## Task prompt
The answer must be the full data, restated word for word, with no pictures in it.

## Material supplied
━━━━━━━━━━━━━━━━

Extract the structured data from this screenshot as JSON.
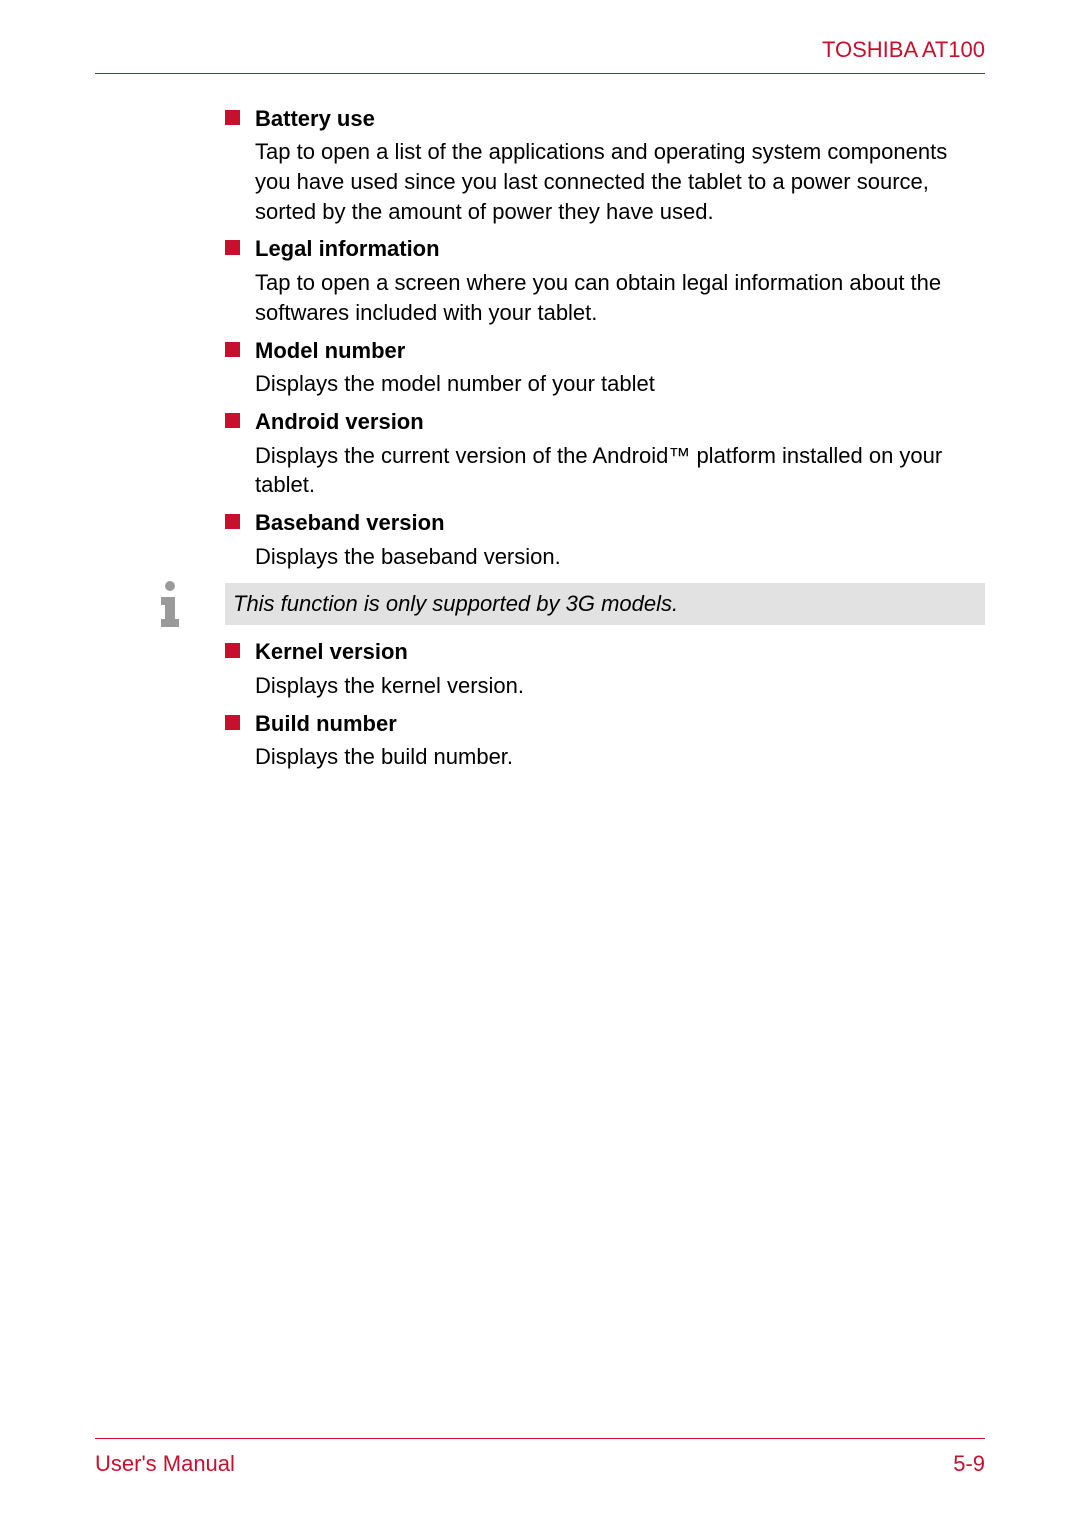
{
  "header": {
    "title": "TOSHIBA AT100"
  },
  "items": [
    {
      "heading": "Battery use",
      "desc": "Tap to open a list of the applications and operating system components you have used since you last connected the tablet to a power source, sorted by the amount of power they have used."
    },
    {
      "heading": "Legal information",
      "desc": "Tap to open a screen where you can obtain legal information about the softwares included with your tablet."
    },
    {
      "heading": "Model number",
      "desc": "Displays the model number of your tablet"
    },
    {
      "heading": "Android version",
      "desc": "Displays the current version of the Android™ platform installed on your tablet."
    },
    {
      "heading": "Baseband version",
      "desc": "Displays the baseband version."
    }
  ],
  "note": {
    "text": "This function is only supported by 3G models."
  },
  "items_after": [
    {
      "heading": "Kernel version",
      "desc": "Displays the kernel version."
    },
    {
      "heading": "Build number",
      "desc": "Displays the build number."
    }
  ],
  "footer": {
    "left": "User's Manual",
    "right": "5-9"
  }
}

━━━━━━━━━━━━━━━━

## Reply
Extract the structured data from this screenshot as JSON.
{
  "header": {
    "title": "TOSHIBA AT100"
  },
  "items": [
    {
      "heading": "Battery use",
      "desc": "Tap to open a list of the applications and operating system components you have used since you last connected the tablet to a power source, sorted by the amount of power they have used."
    },
    {
      "heading": "Legal information",
      "desc": "Tap to open a screen where you can obtain legal information about the softwares included with your tablet."
    },
    {
      "heading": "Model number",
      "desc": "Displays the model number of your tablet"
    },
    {
      "heading": "Android version",
      "desc": "Displays the current version of the Android™ platform installed on your tablet."
    },
    {
      "heading": "Baseband version",
      "desc": "Displays the baseband version."
    }
  ],
  "note": {
    "text": "This function is only supported by 3G models."
  },
  "items_after": [
    {
      "heading": "Kernel version",
      "desc": "Displays the kernel version."
    },
    {
      "heading": "Build number",
      "desc": "Displays the build number."
    }
  ],
  "footer": {
    "left": "User's Manual",
    "right": "5-9"
  }
}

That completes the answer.